(Stored items)
#####
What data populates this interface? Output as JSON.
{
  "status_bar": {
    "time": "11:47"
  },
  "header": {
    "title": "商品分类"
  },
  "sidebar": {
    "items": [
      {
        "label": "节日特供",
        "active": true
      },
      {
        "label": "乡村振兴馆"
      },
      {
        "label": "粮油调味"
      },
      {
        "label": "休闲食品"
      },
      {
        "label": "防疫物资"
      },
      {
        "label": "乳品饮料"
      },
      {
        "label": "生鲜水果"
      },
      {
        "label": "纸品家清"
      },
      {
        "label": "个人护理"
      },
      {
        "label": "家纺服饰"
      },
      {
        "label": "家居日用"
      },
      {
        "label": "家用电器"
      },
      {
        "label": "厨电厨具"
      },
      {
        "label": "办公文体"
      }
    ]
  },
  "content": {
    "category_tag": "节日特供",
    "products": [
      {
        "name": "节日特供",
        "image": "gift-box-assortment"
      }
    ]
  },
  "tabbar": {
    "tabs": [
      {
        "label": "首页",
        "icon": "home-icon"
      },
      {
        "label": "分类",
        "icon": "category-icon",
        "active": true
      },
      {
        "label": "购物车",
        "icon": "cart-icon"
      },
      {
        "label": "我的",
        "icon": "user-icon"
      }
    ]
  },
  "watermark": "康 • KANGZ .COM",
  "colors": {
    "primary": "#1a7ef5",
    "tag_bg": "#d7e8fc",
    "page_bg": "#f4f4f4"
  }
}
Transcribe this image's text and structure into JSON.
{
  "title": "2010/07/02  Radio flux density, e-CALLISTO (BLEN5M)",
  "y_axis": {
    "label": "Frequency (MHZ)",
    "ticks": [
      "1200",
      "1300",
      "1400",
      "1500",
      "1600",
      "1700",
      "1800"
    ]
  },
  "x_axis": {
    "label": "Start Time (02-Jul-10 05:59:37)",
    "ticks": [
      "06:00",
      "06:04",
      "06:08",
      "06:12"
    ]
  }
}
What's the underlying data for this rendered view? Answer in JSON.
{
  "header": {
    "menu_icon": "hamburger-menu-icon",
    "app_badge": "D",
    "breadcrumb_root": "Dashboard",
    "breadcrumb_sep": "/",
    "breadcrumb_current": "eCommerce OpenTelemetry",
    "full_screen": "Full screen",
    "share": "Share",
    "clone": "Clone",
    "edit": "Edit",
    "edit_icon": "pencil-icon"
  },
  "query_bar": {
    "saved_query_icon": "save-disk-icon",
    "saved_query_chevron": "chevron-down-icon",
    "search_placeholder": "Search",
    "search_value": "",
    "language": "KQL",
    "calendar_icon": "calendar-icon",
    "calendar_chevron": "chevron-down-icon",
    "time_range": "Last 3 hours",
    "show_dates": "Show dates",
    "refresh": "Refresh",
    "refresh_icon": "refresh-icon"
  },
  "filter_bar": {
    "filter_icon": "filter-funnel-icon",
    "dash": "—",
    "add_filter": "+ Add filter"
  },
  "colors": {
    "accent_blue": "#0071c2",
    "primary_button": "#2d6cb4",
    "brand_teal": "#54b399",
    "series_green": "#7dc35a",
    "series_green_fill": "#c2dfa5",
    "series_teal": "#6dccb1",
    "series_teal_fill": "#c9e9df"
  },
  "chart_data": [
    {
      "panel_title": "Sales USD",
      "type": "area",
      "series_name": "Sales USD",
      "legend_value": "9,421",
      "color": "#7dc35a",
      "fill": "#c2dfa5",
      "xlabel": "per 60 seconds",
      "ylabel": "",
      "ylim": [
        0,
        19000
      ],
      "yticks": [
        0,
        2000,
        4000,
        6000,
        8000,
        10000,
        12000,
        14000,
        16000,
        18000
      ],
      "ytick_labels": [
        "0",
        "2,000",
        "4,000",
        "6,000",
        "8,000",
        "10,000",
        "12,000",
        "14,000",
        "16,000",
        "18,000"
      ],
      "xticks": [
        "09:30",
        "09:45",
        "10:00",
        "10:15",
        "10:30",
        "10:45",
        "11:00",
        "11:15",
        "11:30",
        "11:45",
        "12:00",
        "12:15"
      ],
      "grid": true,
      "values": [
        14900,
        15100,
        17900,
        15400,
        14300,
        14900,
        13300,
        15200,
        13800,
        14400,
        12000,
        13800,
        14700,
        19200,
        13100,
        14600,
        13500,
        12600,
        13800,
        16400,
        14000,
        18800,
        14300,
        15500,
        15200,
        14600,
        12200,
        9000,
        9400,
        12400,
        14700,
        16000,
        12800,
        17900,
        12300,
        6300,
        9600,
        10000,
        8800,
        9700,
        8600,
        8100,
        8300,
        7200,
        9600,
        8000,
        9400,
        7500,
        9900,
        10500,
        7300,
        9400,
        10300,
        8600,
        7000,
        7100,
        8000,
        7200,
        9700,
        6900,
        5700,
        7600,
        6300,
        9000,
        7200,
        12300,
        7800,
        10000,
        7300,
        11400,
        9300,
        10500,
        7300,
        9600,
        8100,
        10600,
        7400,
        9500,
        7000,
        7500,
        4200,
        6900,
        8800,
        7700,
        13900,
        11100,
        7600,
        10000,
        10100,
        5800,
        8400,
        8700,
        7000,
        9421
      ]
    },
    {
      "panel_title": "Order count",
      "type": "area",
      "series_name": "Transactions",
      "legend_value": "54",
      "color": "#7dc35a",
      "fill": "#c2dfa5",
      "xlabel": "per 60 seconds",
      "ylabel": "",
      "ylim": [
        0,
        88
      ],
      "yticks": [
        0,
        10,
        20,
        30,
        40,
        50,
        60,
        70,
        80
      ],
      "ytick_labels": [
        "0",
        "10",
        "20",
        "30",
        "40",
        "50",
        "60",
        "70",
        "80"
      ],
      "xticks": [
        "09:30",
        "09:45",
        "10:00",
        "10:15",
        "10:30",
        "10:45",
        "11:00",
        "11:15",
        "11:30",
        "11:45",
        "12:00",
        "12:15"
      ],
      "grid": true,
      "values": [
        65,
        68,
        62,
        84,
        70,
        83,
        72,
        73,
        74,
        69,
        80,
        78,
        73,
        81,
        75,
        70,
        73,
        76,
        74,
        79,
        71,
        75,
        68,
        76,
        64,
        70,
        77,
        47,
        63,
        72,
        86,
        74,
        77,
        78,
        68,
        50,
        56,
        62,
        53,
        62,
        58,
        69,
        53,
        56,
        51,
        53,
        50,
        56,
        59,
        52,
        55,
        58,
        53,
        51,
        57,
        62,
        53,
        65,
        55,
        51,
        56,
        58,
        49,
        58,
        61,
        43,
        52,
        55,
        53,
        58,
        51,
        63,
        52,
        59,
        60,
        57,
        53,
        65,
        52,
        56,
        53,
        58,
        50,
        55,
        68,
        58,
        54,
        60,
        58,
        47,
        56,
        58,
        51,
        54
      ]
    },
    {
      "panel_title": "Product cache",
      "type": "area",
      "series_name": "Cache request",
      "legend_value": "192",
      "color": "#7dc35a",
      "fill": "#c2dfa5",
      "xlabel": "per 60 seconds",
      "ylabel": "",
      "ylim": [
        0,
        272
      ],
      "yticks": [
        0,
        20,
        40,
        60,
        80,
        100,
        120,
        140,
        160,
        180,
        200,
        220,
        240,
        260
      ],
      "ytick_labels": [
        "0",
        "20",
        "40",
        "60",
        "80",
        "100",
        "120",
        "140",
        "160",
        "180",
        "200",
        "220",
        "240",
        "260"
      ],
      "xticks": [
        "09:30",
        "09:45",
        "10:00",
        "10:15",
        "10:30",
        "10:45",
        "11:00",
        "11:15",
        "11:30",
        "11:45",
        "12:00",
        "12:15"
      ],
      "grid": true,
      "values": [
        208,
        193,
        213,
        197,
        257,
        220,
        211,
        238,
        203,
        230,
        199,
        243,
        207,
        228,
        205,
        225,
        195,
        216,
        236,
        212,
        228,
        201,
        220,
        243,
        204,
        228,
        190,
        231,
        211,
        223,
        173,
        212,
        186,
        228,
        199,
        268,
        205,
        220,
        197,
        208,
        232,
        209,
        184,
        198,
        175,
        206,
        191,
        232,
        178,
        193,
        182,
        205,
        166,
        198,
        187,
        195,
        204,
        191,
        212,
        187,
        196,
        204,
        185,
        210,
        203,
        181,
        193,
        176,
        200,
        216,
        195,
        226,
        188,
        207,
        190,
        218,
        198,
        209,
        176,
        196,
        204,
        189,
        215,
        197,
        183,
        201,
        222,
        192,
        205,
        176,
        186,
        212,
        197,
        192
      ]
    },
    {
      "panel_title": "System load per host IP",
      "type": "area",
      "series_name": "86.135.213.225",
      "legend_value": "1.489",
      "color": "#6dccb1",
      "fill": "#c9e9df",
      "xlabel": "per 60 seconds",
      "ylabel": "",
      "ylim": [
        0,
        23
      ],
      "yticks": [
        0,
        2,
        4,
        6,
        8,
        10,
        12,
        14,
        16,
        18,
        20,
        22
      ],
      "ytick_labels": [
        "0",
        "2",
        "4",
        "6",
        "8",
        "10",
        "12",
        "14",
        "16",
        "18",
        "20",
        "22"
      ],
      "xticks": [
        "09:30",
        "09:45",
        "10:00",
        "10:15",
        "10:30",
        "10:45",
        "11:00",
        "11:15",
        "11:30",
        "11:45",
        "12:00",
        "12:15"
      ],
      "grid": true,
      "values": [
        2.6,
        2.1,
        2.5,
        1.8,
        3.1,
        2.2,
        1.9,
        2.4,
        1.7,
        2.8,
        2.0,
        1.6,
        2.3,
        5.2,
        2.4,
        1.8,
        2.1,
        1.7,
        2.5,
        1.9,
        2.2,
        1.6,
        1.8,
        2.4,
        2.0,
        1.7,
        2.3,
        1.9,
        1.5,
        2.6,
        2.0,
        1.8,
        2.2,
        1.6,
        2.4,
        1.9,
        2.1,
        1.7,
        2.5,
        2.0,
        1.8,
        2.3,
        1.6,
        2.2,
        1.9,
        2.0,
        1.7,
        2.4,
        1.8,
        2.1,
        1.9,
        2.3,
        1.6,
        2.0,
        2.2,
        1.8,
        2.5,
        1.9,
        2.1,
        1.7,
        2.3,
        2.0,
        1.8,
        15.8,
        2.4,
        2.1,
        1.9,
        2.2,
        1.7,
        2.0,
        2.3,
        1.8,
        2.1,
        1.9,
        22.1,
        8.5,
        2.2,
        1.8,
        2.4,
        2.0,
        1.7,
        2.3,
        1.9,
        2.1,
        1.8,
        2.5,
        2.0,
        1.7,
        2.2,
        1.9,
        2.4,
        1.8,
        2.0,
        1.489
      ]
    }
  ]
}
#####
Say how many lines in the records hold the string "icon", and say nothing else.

12